Stashing away cash for a rainy day can sometimes feel like a chore. However, it is important to fill your nest egg so you can be prepared for life’s curveballs. The Cheat Sheet asked three personal finance experts to share some of their tips for saving more money and how to turn this task into an enjoyable activity.
Try not to be overwhelmed by expert recommendations. Although it is best to have at least six to eight months of emergency funds, it’s OK to start saving little by little. Savings.com DealPro and founder of personal finance site The Centsible Life, Kelly Whalen, says even stashing away just $5 each week can get you in the savings habit:
Try saving small to start.

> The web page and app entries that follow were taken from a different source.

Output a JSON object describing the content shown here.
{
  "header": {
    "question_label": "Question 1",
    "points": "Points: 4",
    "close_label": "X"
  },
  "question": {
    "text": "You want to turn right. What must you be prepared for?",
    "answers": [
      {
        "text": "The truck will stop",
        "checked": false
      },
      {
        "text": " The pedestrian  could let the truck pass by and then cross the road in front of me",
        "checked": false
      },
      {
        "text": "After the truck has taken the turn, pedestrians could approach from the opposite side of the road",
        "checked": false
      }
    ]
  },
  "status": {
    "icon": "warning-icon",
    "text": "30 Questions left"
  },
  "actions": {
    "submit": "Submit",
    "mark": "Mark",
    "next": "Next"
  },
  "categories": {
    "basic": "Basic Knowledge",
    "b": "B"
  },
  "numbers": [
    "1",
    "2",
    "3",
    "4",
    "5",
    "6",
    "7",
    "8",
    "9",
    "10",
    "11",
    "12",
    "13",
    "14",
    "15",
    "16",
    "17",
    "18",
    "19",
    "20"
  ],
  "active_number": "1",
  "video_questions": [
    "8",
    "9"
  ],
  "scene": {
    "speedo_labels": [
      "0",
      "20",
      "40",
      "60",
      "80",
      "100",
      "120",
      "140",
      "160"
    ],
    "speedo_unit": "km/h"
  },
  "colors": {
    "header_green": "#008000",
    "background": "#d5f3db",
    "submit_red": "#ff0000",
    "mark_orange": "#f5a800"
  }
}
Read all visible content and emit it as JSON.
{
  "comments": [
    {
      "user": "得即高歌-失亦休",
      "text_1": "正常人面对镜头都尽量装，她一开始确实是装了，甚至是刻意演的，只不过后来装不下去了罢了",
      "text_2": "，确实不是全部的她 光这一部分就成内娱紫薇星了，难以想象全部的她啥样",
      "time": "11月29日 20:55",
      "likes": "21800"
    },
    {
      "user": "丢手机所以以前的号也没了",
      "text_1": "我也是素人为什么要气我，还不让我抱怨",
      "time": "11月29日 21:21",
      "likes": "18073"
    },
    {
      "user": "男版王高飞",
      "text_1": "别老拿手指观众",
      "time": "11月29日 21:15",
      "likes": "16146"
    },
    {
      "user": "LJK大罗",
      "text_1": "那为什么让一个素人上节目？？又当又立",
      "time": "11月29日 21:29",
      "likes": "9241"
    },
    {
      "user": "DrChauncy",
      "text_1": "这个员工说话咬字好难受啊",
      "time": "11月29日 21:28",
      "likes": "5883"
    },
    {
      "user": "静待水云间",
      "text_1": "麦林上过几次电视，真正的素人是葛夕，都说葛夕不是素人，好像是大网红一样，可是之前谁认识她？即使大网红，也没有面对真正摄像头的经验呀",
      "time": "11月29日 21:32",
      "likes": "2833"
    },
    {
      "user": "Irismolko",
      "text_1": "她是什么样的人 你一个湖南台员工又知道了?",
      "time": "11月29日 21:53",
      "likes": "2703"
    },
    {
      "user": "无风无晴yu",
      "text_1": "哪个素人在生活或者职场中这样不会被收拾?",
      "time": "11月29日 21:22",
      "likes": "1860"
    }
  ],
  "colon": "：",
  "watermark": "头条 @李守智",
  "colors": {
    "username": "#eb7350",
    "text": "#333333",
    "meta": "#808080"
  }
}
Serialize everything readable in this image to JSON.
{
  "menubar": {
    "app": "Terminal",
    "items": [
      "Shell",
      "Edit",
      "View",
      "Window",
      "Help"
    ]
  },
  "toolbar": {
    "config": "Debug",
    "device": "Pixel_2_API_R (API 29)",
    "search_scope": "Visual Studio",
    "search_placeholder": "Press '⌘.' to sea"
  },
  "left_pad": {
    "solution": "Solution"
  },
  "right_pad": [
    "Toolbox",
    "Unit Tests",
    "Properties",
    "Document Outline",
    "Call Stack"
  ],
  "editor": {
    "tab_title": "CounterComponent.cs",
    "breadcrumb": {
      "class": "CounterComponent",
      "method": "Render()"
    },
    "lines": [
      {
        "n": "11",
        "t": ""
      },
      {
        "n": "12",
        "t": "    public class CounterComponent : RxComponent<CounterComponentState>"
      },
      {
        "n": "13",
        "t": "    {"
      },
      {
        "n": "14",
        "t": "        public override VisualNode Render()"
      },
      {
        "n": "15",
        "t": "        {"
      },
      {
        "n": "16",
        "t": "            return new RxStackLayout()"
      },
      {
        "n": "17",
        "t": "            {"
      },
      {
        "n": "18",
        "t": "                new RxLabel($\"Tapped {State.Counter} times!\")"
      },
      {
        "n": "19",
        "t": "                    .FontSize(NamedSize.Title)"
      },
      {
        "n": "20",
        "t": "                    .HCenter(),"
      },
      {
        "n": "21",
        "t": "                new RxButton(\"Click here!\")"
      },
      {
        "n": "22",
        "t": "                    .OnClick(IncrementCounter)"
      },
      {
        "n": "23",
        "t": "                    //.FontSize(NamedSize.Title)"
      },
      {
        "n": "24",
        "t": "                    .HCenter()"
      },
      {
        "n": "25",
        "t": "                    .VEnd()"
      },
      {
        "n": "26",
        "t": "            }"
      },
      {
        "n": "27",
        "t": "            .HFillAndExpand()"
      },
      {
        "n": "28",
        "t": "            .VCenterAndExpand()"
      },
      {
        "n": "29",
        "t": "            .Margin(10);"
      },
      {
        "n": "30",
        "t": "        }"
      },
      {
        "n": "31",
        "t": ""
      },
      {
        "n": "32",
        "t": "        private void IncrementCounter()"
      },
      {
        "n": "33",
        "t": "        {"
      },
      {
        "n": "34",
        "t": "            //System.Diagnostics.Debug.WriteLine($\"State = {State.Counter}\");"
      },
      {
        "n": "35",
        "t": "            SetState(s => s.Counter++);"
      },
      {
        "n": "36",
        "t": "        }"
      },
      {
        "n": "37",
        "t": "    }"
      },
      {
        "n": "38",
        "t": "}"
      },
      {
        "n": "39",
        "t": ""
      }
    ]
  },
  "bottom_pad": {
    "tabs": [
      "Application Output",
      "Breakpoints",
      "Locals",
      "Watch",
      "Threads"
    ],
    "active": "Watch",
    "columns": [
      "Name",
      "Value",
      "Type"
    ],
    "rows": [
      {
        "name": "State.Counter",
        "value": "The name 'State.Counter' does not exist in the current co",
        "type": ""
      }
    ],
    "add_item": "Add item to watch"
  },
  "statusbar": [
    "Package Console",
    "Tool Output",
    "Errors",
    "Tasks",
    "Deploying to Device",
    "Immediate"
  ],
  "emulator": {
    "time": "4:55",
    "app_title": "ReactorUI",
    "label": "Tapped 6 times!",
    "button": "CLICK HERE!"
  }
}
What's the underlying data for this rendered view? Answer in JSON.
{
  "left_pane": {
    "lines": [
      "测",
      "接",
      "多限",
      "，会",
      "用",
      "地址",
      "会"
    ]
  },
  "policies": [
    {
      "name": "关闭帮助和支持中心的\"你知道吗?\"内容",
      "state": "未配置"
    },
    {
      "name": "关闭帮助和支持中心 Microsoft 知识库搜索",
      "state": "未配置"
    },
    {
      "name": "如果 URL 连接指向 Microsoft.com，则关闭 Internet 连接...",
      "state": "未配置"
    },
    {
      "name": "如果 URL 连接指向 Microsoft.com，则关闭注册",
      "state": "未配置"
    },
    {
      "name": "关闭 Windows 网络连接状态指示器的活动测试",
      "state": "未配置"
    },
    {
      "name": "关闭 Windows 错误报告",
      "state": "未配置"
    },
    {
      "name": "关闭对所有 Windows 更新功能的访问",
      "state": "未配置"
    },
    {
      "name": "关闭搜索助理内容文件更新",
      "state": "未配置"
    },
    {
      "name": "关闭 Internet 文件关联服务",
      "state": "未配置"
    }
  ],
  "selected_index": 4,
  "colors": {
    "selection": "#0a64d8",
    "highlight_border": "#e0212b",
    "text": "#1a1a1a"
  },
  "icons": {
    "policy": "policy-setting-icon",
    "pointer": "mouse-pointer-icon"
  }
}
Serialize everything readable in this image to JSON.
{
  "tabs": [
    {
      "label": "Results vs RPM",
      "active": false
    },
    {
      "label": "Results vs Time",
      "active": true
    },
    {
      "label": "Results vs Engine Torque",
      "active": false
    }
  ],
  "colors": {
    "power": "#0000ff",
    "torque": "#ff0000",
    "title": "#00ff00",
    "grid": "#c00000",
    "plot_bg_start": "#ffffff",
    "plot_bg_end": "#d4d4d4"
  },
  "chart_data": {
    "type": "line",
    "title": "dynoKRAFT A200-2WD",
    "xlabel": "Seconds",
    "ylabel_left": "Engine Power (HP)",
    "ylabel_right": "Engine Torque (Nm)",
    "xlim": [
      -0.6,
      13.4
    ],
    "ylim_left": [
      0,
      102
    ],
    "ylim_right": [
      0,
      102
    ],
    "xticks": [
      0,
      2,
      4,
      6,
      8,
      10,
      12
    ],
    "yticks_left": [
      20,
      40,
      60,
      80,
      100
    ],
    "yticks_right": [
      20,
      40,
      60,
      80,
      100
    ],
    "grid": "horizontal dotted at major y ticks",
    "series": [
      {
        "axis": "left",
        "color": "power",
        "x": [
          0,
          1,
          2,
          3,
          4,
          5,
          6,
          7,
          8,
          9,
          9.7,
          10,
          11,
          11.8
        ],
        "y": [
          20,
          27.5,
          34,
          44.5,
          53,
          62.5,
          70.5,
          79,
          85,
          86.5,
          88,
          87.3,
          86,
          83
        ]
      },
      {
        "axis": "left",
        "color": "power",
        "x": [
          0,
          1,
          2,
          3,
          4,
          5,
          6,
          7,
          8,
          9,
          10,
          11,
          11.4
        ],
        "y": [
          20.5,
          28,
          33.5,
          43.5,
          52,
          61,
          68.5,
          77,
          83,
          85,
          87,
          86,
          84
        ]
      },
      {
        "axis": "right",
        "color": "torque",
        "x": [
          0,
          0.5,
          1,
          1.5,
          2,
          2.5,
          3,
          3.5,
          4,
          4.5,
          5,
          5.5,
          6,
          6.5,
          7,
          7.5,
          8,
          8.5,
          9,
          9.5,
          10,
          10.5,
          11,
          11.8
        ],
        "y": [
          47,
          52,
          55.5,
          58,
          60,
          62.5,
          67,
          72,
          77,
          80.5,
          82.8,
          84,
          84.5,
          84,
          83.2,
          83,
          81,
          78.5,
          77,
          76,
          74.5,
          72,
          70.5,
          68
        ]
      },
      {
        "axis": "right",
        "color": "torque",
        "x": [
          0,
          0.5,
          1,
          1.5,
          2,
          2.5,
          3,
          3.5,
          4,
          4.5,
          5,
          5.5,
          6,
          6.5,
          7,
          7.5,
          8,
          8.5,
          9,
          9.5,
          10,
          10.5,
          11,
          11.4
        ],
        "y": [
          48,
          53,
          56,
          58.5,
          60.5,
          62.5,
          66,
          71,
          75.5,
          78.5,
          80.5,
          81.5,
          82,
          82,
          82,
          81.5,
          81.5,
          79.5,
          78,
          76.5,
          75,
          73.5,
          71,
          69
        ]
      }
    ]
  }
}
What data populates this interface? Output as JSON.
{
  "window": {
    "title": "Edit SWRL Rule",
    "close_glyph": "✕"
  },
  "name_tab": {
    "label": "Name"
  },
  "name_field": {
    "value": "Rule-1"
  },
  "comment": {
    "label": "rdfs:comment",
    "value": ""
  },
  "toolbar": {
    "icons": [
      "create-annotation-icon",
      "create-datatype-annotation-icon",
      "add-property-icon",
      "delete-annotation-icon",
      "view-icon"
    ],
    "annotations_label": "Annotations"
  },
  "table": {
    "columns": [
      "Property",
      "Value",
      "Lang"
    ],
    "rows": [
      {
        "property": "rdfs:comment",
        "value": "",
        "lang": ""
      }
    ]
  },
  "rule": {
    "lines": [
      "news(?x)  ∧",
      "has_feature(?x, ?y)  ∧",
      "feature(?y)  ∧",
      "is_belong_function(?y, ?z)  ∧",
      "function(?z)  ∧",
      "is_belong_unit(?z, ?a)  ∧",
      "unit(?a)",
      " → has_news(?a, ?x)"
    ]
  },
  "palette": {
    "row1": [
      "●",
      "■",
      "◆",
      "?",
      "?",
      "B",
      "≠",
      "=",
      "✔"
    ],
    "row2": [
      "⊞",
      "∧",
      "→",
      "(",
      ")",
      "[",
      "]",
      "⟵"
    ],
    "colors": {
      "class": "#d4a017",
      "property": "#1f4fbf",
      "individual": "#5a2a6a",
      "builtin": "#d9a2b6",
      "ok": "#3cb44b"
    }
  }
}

Even if you can only sock away $5 to $10 per week it will make it easier to pay for an emergency when it does come up. That little bit can add up faster than you think!
Deprivation is a sure way to blow through your cash. When you feel deprived you’ll just want to spend even more. So allow yourself to purchase a few wants in addition to your needs. Matt Becker, financial planner, founder of Mom and Dad Money and author of The New Family Financial Road Map, says this is the key to making life more enjoyable:
Make sure you save for things you want in addition to saving for the things you’re “supposed” to do. That could be saving ahead for travel, a house, the next iPhone, or whatever it is that makes your life more enjoyable. Those fun savings goals will make it easier to save for the other stuff as well. Make it visual. Get a big glass jar and use it to store spare bills and change right where you can see it. I guarantee you’ll be motivated to fill that jar up to the top.
Saving money won’t feel like a chore if you choose to make it more enjoyable. One way you can add some enjoyment to the process of saving money is to set up a rewards system. This way, you’ll actually start to look forward to putting away your cash. Paul Vachon, founder of personal finance site The Frugal Toad, recommends inviting your family to join in on the fun:
Saving money can be a bit of a challenge but here is a tip that may help to make it fun! Instead of focusing on [saving], make it a fun challenge for your family to cut spending. Build in rewards along the way for meeting certain savings goals as a positive source of motivation for family members. You may have to get a little creative, but you’ll be passing on important financial literacy skills to your children that will serve them well.
Take the focus off of saving by setting up automatic withdrawals. When you don’t think too hard about how much money you’re giving up, it will be easier to save. Becker says willpower may not be enough to keep you on track:
The idea of someday needing money for an emergency feels pretty vague and negative, while we all have a lot of both wants and needs that we can spend on every single day. It’s legitimately difficult to put money away for something that may never happen when you could be using that money on other things right now. Most people rely on willpower, manually saving whatever they can at the end of the month, if they remember and if there’s anything left over to save. It’s much more effective to set up an automatic contribution that moves money to a dedicated savings account on the same day at the start of every single month so that you make consistent progress.
When it becomes difficult to save money, remember that each dollar you save is bringing you one step closer to your personal goals. Becker says more cash on hand can translate into increased opportunity:
Saving ahead isn’t just for the bad stuff. Having extra cash on hand also makes it easier to take advantage of exciting opportunities that come your way, like a new job, a cross-country wedding, or even starting a family. The more you have in savings, the more opportunity you have to make the life choices you actually want to make.
Don’t make a habit of spending extra cash just because it will provide conveniences (for example, you spend money on a taxi when you could walk). Think through all of your purchases and make sure the money you are spending is actually for a necessity. Whalen emphasizes that these little purchases can add up over time:
Costs have risen incredibly in the past several years, so many families are feeling the pinch financially. Additionally we tend to spend on convenience which can cost us more than we realize.
Although it might feel good to spend money when you want and where you want, it is not good for your financial health in the long run. Vachon warns against instant gratification:
Not having an adequate emergency fund can put other savings goals like a new car, home, or a child’s education at risk if you are dipping into savings to pay for an unexpected expense. Having an emergency fund can also eliminate the temptation of using an expensive credit card which can also limit the amount you are able to put toward savings. Start building an emergency fund as soon as possible and set a minimum of two to three months of living expenses and focus your savings towards that fund. Once you have a minimum cushion of emergency funds, then you should invest at least the minimum required to get matching dollars in a company-sponsored retirement plan, and then focus on paying down any outstanding high interest credit card debt. If you have accumulated a large amount of debt it may take some time to dig yourself out of the hole you have dug, but by staying focused on your plan to save and reduce debt you will start to see results quickly!